If you don’t have them, investing in a cover can save on service calls for your fire pit. Ask Fireplace & Bar-B-Q Center if there is an optional covering of some sort. They’re worth it! Covers protect the unit from leaves, debris and even critters! It’s important that the unit does not allow moisture, standing water and/or snow to collect over time. This can lead to rust damage and will shorten the equipment’s life. If you hear a quick gurgling sound when you turn the fire pit on this year…moisture found it’s way into the gas line and will need to be blown out by a plumber.
CLEAN THE BURNER
Make sure the gas burner assembly on your outdoor fireplace or firepit is clean and free of any debris. There are likely weep holes that allow water and moisture to drain. Make sure they are not clogged. Any signs of soot or carbon building up should be removed. If you have a pilot assembly and thermopile, they should be inspected and cleaned with a soft bristled brush. A clean, but old toothbrush works well for this.

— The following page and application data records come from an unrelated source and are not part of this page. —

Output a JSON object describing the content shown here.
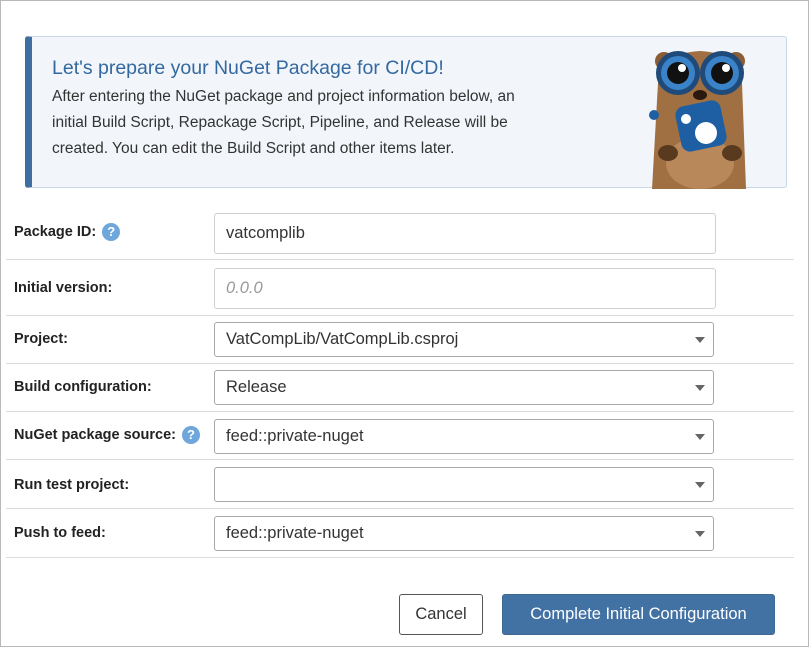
{
  "callout": {
    "title": "Let's prepare your NuGet Package for CI/CD!",
    "line1": "After entering the NuGet package and project information below, an",
    "line2": "initial Build Script, Repackage Script, Pipeline, and Release will be",
    "line3": "created. You can edit the Build Script and other items later."
  },
  "form": {
    "package_id": {
      "label": "Package ID:",
      "value": "vatcomplib",
      "help": "?"
    },
    "initial_version": {
      "label": "Initial version:",
      "placeholder": "0.0.0"
    },
    "project": {
      "label": "Project:",
      "value": "VatCompLib/VatCompLib.csproj"
    },
    "build_configuration": {
      "label": "Build configuration:",
      "value": "Release"
    },
    "nuget_source": {
      "label": "NuGet package source:",
      "value": "feed::private-nuget",
      "help": "?"
    },
    "run_test_project": {
      "label": "Run test project:",
      "value": ""
    },
    "push_to_feed": {
      "label": "Push to feed:",
      "value": "feed::private-nuget"
    }
  },
  "actions": {
    "cancel_label": "Cancel",
    "complete_label": "Complete Initial Configuration"
  },
  "colors": {
    "accent": "#3e6fa0",
    "primary_button": "#4272a3",
    "help_icon": "#6fa6dc"
  },
  "icons": {
    "mascot": "otter-mascot-icon",
    "help": "question-circle-icon",
    "dropdown": "chevron-down-icon"
  }
}
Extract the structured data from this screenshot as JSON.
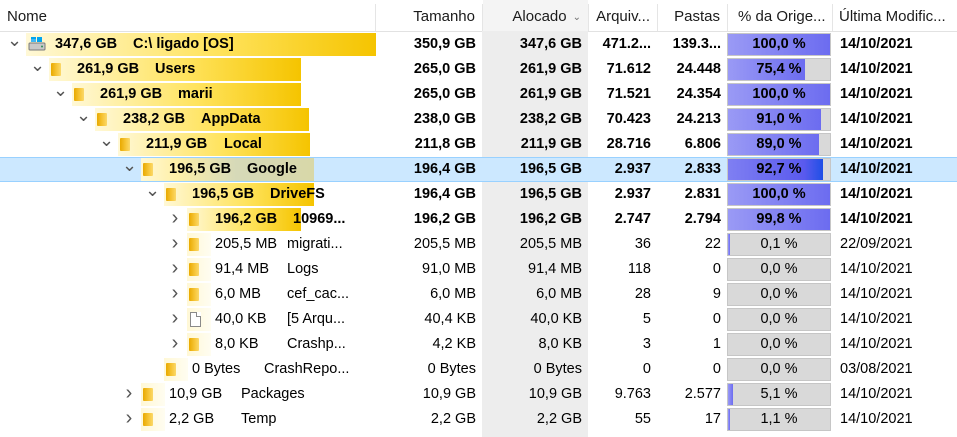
{
  "columns": {
    "name": "Nome",
    "size": "Tamanho",
    "allocated": "Alocado",
    "files": "Arquiv...",
    "folders": "Pastas",
    "percent": "% da Orige...",
    "modified": "Última Modific..."
  },
  "colors": {
    "size_bar_strong": "#f5c400",
    "size_bar_light": "#fff7cc",
    "percent_bar_blue": "#6c6cf0",
    "percent_bar_gray": "#d9d9d9",
    "selection": "#cce8ff"
  },
  "rows": [
    {
      "level": 0,
      "icon": "drive-icon",
      "expand": "expanded",
      "bold": true,
      "size_label": "347,6 GB",
      "name": "C:\\  ligado  [OS]",
      "size": "350,9 GB",
      "allocated": "347,6 GB",
      "files": "471.2...",
      "folders": "139.3...",
      "percent": "100,0 %",
      "percent_value": 100,
      "modified": "14/10/2021",
      "selected": false
    },
    {
      "level": 1,
      "icon": "folder-icon",
      "expand": "expanded",
      "bold": true,
      "size_label": "261,9 GB",
      "name": "Users",
      "size": "265,0 GB",
      "allocated": "261,9 GB",
      "files": "71.612",
      "folders": "24.448",
      "percent": "75,4 %",
      "percent_value": 75.4,
      "modified": "14/10/2021",
      "selected": false
    },
    {
      "level": 2,
      "icon": "folder-icon",
      "expand": "expanded",
      "bold": true,
      "size_label": "261,9 GB",
      "name": "marii",
      "size": "265,0 GB",
      "allocated": "261,9 GB",
      "files": "71.521",
      "folders": "24.354",
      "percent": "100,0 %",
      "percent_value": 100,
      "modified": "14/10/2021",
      "selected": false
    },
    {
      "level": 3,
      "icon": "folder-icon",
      "expand": "expanded",
      "bold": true,
      "size_label": "238,2 GB",
      "name": "AppData",
      "size": "238,0 GB",
      "allocated": "238,2 GB",
      "files": "70.423",
      "folders": "24.213",
      "percent": "91,0 %",
      "percent_value": 91,
      "modified": "14/10/2021",
      "selected": false
    },
    {
      "level": 4,
      "icon": "folder-icon",
      "expand": "expanded",
      "bold": true,
      "size_label": "211,9 GB",
      "name": "Local",
      "size": "211,8 GB",
      "allocated": "211,9 GB",
      "files": "28.716",
      "folders": "6.806",
      "percent": "89,0 %",
      "percent_value": 89,
      "modified": "14/10/2021",
      "selected": false
    },
    {
      "level": 5,
      "icon": "folder-icon",
      "expand": "expanded",
      "bold": true,
      "size_label": "196,5 GB",
      "name": "Google",
      "size": "196,4 GB",
      "allocated": "196,5 GB",
      "files": "2.937",
      "folders": "2.833",
      "percent": "92,7 %",
      "percent_value": 92.7,
      "modified": "14/10/2021",
      "selected": true
    },
    {
      "level": 6,
      "icon": "folder-icon",
      "expand": "expanded",
      "bold": true,
      "size_label": "196,5 GB",
      "name": "DriveFS",
      "size": "196,4 GB",
      "allocated": "196,5 GB",
      "files": "2.937",
      "folders": "2.831",
      "percent": "100,0 %",
      "percent_value": 100,
      "modified": "14/10/2021",
      "selected": false
    },
    {
      "level": 7,
      "icon": "folder-icon",
      "expand": "collapsed",
      "bold": true,
      "size_label": "196,2 GB",
      "name": "10969...",
      "size": "196,2 GB",
      "allocated": "196,2 GB",
      "files": "2.747",
      "folders": "2.794",
      "percent": "99,8 %",
      "percent_value": 99.8,
      "modified": "14/10/2021",
      "selected": false
    },
    {
      "level": 7,
      "icon": "folder-icon",
      "expand": "collapsed",
      "bold": false,
      "size_label": "205,5 MB",
      "name": "migrati...",
      "size": "205,5 MB",
      "allocated": "205,5 MB",
      "files": "36",
      "folders": "22",
      "percent": "0,1 %",
      "percent_value": 0.1,
      "modified": "22/09/2021",
      "selected": false
    },
    {
      "level": 7,
      "icon": "folder-icon",
      "expand": "collapsed",
      "bold": false,
      "size_label": "91,4 MB",
      "name": "Logs",
      "size": "91,0 MB",
      "allocated": "91,4 MB",
      "files": "118",
      "folders": "0",
      "percent": "0,0 %",
      "percent_value": 0,
      "modified": "14/10/2021",
      "selected": false
    },
    {
      "level": 7,
      "icon": "folder-icon",
      "expand": "collapsed",
      "bold": false,
      "size_label": "6,0 MB",
      "name": "cef_cac...",
      "size": "6,0 MB",
      "allocated": "6,0 MB",
      "files": "28",
      "folders": "9",
      "percent": "0,0 %",
      "percent_value": 0,
      "modified": "14/10/2021",
      "selected": false
    },
    {
      "level": 7,
      "icon": "file-icon",
      "expand": "collapsed",
      "bold": false,
      "size_label": "40,0 KB",
      "name": "[5 Arqu...",
      "size": "40,4 KB",
      "allocated": "40,0 KB",
      "files": "5",
      "folders": "0",
      "percent": "0,0 %",
      "percent_value": 0,
      "modified": "14/10/2021",
      "selected": false
    },
    {
      "level": 7,
      "icon": "folder-icon",
      "expand": "collapsed",
      "bold": false,
      "size_label": "8,0 KB",
      "name": "Crashp...",
      "size": "4,2 KB",
      "allocated": "8,0 KB",
      "files": "3",
      "folders": "1",
      "percent": "0,0 %",
      "percent_value": 0,
      "modified": "14/10/2021",
      "selected": false
    },
    {
      "level": 6,
      "icon": "folder-icon",
      "expand": "none",
      "bold": false,
      "size_label": "0 Bytes",
      "name": "CrashRepo...",
      "size": "0 Bytes",
      "allocated": "0 Bytes",
      "files": "0",
      "folders": "0",
      "percent": "0,0 %",
      "percent_value": 0,
      "modified": "03/08/2021",
      "selected": false
    },
    {
      "level": 5,
      "icon": "folder-icon",
      "expand": "collapsed",
      "bold": false,
      "size_label": "10,9 GB",
      "name": "Packages",
      "size": "10,9 GB",
      "allocated": "10,9 GB",
      "files": "9.763",
      "folders": "2.577",
      "percent": "5,1 %",
      "percent_value": 5.1,
      "modified": "14/10/2021",
      "selected": false
    },
    {
      "level": 5,
      "icon": "folder-icon",
      "expand": "collapsed",
      "bold": false,
      "size_label": "2,2 GB",
      "name": "Temp",
      "size": "2,2 GB",
      "allocated": "2,2 GB",
      "files": "55",
      "folders": "17",
      "percent": "1,1 %",
      "percent_value": 1.1,
      "modified": "14/10/2021",
      "selected": false
    }
  ]
}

If your fire pit has glass media, remove it. Cleaning glass media beads, etc. with warm, soapy water will help bring back the shine. Let it thoroughly dry before you re-apply it. It is important that the burner be completely covered with some type of media. If you can see the burner…it will overheat and shorten the life expectancy of the metal.
WHAT ABOUT WOOD BURNING EQUIPMENT?
Don’t let ashes and soot stay in an outdoor wood burning fireplace over the winter. Clean it out. The same goes for a wood burning firepit.
As a reminder, never put out a fire in cold weather with water. A dramatic shock in temperature changes is not good for the materials in your fireplace or firepit.
Make sure your wood supply is covered before spring. Keep your wood as dry as possible, even if you’re burning outdoors. You’ll have less smoke to deal with and it will start much faster.
Here’s to DEPENDABLE PERFORMANCE
If you are interested in knowing more about getting your firepit ready, just stop by and see us at 103rd and Metcalf in Overland Park. We love to talk about our business and our industry with our customers!